[INFORMATION SUPPLIED Boundary: Start]

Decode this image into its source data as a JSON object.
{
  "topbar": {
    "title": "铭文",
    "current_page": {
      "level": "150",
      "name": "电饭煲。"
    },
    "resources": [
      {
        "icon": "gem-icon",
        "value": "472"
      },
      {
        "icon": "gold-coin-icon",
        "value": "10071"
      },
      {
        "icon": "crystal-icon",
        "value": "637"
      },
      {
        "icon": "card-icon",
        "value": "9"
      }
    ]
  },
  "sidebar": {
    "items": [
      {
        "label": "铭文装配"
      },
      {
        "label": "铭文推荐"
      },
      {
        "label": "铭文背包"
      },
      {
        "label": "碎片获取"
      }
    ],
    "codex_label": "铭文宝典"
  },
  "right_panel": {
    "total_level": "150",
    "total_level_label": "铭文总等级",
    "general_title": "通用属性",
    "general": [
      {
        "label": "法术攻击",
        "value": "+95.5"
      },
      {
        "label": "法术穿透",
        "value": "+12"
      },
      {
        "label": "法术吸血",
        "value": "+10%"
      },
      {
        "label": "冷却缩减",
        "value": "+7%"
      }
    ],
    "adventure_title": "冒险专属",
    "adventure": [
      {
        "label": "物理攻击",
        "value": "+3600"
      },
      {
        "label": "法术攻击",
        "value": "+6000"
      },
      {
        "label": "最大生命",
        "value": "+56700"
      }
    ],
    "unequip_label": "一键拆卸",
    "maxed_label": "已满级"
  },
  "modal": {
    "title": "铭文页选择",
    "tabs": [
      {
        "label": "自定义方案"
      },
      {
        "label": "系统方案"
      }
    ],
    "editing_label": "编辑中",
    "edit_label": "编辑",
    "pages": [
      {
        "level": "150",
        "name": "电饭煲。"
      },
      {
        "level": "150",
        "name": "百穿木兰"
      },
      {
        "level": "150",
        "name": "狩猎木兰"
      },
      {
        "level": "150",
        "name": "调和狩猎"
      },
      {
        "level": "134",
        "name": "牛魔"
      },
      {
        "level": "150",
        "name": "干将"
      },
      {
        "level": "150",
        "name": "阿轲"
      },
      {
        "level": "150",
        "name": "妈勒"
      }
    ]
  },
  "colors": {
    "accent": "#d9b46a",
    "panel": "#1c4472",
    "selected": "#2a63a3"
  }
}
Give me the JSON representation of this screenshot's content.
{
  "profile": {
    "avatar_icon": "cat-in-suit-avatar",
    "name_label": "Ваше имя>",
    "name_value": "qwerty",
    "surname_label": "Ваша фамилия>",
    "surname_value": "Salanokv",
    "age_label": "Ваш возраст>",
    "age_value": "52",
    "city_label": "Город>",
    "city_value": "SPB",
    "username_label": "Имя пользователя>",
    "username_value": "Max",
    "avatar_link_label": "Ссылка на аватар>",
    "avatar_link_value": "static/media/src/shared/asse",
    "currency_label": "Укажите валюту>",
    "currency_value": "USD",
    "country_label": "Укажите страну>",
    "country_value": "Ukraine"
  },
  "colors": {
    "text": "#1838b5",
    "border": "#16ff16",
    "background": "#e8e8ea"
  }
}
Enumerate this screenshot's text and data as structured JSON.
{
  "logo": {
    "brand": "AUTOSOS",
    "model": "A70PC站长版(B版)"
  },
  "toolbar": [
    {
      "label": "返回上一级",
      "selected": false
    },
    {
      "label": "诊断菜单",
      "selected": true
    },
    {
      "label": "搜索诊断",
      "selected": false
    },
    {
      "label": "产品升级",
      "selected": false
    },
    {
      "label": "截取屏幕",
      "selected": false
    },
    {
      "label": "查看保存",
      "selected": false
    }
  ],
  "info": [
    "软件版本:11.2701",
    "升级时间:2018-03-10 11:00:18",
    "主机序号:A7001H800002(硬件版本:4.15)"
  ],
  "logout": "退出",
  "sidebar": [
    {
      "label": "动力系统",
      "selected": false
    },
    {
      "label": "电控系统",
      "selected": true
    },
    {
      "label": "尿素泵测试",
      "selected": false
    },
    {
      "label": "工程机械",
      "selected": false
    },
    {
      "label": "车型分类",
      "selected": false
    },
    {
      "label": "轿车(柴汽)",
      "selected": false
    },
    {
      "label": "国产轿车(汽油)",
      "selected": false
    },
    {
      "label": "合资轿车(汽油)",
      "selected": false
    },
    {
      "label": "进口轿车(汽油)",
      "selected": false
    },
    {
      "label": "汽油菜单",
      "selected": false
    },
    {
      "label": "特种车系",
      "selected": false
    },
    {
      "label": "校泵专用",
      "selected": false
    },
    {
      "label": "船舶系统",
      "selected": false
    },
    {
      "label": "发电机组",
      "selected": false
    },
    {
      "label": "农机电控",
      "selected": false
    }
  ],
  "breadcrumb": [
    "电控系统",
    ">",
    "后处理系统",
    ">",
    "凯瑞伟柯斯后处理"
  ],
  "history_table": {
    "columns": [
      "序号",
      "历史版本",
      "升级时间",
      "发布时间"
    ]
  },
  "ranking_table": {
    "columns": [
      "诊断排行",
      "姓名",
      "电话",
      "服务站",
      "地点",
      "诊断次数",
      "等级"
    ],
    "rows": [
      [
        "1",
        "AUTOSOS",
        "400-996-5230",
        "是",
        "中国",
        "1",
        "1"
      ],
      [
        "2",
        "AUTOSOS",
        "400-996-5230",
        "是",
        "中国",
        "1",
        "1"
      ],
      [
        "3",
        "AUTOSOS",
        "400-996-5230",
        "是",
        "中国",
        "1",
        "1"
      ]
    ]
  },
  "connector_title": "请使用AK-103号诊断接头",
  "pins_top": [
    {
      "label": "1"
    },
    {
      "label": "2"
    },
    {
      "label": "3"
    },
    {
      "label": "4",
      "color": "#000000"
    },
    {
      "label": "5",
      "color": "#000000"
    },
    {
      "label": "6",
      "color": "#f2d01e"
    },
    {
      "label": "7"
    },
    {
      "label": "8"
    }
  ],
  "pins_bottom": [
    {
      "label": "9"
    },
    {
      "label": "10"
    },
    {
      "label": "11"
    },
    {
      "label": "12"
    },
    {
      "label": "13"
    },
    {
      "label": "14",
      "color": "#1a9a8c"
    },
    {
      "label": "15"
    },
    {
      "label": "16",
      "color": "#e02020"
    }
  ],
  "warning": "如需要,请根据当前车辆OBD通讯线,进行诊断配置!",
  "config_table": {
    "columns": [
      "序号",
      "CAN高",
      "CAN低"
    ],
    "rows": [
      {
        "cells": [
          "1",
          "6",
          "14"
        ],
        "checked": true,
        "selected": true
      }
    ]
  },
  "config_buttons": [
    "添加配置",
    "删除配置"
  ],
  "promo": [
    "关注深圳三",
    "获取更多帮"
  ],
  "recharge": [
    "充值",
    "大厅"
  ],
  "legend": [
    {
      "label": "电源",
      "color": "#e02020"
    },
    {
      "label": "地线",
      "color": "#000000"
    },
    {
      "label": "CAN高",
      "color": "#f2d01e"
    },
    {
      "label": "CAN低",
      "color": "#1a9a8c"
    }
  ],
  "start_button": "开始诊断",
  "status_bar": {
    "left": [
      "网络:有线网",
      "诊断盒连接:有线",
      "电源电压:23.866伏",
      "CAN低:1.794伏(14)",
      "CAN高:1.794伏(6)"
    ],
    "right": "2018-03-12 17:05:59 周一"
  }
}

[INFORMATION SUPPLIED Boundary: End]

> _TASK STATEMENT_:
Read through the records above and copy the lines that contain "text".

> _ANSWER TO THIS PROBLEM_:
    "text": "#1838b5",
Enumerate this screenshot's text and data as structured JSON.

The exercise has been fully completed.